* _How to complete this task_: Report every line below that carries the word "from".
-----
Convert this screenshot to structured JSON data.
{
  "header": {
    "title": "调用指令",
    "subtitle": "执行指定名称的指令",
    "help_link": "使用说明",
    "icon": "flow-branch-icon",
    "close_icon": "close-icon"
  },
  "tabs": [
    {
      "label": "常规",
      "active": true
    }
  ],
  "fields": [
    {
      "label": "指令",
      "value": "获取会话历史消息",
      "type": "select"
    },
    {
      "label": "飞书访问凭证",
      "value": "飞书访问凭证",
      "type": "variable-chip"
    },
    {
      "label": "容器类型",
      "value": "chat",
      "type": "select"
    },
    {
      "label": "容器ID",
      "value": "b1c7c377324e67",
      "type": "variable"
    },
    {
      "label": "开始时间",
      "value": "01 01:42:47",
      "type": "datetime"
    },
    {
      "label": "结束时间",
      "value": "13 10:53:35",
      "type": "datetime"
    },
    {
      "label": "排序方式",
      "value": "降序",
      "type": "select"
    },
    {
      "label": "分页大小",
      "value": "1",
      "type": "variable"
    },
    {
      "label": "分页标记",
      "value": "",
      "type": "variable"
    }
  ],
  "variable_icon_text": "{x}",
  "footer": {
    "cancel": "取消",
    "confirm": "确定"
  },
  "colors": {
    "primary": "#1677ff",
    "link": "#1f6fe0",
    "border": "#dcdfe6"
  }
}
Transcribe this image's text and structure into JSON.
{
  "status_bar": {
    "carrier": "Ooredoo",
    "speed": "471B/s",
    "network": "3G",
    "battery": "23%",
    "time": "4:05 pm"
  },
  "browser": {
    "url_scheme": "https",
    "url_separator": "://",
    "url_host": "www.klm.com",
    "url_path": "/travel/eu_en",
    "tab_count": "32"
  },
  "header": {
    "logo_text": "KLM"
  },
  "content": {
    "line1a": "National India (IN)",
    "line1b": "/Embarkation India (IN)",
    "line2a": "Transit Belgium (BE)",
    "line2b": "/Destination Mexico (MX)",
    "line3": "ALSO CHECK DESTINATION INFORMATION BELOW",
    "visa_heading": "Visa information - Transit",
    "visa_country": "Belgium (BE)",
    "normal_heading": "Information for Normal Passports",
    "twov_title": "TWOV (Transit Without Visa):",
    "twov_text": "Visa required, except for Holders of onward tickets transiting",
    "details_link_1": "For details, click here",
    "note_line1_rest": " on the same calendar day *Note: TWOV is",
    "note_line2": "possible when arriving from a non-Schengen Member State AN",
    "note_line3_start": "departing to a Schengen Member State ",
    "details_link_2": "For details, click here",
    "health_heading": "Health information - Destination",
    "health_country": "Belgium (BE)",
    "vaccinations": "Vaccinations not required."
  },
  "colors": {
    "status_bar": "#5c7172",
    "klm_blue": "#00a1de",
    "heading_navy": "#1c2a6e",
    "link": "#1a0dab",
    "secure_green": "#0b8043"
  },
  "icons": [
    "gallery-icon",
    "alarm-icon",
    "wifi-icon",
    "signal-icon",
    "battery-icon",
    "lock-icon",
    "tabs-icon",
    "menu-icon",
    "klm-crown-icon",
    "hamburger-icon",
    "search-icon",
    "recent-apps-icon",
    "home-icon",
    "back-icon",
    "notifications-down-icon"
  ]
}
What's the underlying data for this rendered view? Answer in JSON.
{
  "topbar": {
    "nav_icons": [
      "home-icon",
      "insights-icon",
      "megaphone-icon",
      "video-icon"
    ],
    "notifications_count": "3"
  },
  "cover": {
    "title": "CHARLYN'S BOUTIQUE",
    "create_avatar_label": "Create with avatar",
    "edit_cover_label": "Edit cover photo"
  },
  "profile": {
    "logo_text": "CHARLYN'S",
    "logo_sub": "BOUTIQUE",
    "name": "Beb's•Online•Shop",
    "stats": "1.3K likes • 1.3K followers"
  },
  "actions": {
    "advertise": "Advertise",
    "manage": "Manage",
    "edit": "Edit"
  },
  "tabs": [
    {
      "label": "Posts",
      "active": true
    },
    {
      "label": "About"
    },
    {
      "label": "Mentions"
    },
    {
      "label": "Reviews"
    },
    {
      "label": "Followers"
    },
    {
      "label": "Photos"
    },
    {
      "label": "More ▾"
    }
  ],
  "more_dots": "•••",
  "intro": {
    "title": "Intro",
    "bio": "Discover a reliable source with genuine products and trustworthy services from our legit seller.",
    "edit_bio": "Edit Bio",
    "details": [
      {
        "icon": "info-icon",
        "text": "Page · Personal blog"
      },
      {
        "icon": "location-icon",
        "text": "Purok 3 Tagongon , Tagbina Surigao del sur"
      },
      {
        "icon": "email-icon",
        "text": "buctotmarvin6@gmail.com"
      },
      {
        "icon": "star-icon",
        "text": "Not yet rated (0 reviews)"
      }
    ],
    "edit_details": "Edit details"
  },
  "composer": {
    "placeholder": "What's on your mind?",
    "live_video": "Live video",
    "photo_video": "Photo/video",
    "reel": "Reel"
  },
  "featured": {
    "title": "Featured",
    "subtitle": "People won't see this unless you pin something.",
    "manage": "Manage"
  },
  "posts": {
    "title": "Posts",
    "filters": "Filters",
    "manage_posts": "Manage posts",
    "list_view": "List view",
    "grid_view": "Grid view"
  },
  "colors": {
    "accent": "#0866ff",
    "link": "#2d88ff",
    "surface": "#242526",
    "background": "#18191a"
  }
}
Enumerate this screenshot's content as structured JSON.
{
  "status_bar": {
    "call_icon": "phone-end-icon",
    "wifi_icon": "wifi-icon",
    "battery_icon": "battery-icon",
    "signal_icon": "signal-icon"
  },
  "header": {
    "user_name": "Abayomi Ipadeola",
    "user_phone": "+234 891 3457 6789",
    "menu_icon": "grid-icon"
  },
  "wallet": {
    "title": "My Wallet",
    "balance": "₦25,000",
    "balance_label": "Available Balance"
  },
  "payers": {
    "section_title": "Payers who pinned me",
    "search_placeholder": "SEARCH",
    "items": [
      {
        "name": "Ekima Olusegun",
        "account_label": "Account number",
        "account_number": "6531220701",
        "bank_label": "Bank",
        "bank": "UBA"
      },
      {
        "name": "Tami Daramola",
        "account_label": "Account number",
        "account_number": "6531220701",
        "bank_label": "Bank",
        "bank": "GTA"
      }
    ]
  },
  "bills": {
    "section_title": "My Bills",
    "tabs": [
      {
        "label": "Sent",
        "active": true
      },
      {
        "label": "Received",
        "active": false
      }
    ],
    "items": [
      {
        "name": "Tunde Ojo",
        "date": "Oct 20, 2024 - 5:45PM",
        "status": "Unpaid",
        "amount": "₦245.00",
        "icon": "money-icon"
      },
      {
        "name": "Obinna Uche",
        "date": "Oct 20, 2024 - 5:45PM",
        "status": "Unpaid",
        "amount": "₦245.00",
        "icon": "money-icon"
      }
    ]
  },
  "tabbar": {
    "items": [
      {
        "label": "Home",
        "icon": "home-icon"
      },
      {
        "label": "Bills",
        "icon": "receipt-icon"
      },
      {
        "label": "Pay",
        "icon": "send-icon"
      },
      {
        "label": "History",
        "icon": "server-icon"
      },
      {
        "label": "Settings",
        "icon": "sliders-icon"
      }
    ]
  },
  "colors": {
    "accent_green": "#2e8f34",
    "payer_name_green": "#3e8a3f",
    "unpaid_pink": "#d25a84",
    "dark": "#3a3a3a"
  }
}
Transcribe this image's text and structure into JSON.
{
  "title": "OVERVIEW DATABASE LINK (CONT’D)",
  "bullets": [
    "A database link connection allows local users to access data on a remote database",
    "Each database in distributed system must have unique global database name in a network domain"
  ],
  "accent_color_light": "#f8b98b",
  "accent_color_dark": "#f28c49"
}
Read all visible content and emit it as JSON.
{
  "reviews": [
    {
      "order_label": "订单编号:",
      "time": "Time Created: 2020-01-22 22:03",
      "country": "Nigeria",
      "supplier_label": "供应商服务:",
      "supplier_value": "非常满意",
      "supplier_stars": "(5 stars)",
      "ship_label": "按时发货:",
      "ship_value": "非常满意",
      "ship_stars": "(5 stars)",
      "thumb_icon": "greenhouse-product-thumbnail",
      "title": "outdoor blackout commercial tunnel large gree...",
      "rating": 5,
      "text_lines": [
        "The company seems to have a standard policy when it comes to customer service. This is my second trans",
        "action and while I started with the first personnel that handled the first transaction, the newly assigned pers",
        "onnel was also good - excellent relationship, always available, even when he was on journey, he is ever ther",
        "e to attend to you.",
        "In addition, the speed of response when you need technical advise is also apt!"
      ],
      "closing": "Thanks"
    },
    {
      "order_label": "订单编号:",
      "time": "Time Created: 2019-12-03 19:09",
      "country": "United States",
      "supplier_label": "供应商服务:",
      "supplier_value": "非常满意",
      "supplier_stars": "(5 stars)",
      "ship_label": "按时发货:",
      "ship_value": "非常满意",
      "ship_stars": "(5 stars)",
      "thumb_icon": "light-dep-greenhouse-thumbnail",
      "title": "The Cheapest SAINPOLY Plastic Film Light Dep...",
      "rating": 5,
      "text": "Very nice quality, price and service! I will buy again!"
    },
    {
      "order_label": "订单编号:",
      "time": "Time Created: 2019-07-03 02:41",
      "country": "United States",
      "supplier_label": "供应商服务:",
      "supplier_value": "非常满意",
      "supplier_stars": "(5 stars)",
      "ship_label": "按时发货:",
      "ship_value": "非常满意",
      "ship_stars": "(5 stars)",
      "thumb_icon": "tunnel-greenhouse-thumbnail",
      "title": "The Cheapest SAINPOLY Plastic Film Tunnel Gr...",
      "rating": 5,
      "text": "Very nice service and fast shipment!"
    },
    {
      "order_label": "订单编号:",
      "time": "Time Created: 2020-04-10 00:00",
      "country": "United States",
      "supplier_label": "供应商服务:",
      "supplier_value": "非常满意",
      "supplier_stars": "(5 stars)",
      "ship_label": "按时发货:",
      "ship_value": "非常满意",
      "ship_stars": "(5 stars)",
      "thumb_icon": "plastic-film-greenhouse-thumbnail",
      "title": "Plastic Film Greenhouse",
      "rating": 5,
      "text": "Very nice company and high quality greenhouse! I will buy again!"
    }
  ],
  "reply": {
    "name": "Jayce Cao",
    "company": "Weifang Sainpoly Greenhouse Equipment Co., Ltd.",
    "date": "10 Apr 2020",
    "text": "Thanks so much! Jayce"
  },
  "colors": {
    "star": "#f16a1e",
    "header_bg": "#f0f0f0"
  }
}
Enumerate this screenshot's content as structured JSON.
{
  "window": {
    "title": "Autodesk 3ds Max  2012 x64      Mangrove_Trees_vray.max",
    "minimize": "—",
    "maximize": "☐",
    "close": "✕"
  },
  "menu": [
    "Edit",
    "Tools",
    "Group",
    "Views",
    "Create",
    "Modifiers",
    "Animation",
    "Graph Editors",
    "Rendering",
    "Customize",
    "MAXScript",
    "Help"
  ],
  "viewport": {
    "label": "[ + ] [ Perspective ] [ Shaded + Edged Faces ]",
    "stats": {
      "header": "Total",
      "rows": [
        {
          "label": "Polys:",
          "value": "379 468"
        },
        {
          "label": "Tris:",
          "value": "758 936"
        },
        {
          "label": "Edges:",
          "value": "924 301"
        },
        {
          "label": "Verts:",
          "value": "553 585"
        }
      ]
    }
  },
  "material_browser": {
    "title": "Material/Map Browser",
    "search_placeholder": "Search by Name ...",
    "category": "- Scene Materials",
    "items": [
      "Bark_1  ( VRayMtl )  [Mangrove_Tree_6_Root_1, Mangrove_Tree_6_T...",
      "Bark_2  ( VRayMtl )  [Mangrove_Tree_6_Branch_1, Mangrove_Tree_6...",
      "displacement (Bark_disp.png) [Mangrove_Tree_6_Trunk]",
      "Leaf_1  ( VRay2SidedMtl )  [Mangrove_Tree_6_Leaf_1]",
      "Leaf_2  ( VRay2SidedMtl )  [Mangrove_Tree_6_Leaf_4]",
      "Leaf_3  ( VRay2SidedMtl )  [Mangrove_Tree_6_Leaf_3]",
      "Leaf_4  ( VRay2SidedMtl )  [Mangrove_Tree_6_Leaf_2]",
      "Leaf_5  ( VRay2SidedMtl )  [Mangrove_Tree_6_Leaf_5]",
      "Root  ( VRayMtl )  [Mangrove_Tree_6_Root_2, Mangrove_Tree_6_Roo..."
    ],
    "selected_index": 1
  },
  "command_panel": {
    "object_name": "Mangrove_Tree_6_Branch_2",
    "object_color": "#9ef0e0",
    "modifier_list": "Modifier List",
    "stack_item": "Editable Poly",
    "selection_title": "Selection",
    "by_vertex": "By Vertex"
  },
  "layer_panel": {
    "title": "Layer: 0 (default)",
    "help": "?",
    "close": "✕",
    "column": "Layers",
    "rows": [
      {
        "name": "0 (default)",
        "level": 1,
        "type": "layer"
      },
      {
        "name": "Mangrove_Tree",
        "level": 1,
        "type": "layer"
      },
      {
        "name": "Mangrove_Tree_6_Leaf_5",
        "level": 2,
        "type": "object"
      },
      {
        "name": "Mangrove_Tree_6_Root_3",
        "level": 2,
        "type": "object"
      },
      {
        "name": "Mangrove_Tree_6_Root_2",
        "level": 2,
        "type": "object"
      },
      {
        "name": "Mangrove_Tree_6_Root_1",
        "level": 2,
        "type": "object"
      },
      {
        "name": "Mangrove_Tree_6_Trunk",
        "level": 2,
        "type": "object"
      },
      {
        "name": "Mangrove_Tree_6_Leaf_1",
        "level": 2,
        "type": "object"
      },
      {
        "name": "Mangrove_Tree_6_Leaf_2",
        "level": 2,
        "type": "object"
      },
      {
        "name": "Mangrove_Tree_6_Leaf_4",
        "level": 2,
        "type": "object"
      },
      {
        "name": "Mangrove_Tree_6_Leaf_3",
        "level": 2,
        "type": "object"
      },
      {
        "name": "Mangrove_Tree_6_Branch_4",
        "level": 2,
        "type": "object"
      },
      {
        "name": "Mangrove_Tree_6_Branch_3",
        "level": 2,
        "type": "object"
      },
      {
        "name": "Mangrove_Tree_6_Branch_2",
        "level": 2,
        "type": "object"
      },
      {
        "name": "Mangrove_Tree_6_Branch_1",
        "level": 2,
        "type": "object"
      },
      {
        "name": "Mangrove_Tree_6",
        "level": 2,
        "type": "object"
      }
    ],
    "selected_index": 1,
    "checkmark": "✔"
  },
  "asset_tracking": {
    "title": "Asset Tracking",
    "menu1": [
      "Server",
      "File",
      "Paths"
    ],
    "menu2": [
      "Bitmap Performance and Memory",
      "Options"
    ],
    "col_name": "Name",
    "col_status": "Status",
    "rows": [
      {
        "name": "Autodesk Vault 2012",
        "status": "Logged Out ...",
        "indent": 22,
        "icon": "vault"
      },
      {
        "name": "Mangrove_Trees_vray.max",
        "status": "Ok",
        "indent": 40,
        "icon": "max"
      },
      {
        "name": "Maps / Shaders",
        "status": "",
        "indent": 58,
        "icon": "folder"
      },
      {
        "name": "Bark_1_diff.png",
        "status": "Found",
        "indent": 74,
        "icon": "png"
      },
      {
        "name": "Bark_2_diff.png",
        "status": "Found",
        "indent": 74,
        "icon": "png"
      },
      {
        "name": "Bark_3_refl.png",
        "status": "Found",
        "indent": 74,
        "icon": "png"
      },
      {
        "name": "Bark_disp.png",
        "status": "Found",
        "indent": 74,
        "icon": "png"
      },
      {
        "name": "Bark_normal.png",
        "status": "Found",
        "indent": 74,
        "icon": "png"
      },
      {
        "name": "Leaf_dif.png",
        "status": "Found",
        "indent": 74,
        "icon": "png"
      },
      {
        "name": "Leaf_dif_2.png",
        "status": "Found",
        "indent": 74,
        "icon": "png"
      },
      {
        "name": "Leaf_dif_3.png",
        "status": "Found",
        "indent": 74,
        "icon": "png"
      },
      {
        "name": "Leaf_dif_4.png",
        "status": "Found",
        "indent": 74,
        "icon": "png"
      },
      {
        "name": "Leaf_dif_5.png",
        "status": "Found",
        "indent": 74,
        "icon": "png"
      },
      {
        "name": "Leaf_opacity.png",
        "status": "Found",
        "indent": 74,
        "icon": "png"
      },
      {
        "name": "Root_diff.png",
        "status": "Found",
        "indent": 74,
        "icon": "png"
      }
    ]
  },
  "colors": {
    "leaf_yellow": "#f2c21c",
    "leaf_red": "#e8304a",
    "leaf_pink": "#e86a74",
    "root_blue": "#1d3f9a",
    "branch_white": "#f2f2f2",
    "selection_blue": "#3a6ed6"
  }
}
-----
* _Solution to this problem_:
    "note_line2": "possible when arriving from a non-Schengen Member State AN",
    "bio": "Discover a reliable source with genuine products and trustworthy services from our legit seller.",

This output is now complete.